## To do
Return all lines of the data in which the string "icon" occurs.

(Saved data entries)
········

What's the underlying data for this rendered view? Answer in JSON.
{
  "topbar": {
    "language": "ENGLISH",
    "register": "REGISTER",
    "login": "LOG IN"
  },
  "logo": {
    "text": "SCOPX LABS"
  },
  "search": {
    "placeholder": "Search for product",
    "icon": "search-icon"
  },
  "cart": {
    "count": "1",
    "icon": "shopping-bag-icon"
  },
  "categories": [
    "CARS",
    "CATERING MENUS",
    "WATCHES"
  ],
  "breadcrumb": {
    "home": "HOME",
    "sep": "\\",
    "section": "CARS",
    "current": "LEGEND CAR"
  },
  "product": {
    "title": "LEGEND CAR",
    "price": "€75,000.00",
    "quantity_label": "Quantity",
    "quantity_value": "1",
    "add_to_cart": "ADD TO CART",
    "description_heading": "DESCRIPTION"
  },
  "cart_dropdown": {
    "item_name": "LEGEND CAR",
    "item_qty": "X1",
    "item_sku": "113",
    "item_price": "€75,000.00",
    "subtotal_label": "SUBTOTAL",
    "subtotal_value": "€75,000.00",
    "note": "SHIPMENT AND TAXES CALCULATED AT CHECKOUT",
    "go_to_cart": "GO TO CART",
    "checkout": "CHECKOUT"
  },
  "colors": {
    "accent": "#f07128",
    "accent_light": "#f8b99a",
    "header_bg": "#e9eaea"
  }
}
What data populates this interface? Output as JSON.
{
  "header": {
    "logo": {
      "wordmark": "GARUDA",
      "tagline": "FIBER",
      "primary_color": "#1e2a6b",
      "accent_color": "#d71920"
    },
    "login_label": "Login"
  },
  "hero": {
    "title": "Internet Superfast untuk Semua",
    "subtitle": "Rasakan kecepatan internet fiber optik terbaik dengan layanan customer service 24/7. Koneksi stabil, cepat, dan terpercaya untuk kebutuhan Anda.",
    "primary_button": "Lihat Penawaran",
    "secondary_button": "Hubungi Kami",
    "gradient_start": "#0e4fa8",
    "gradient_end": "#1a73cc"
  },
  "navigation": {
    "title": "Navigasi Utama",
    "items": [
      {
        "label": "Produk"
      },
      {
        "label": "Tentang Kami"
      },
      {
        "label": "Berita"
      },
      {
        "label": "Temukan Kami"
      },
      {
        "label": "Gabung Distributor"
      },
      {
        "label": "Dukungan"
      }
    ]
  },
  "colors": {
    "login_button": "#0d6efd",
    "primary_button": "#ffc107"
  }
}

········

## Task output
    "icon": "search-icon"
    "icon": "shopping-bag-icon"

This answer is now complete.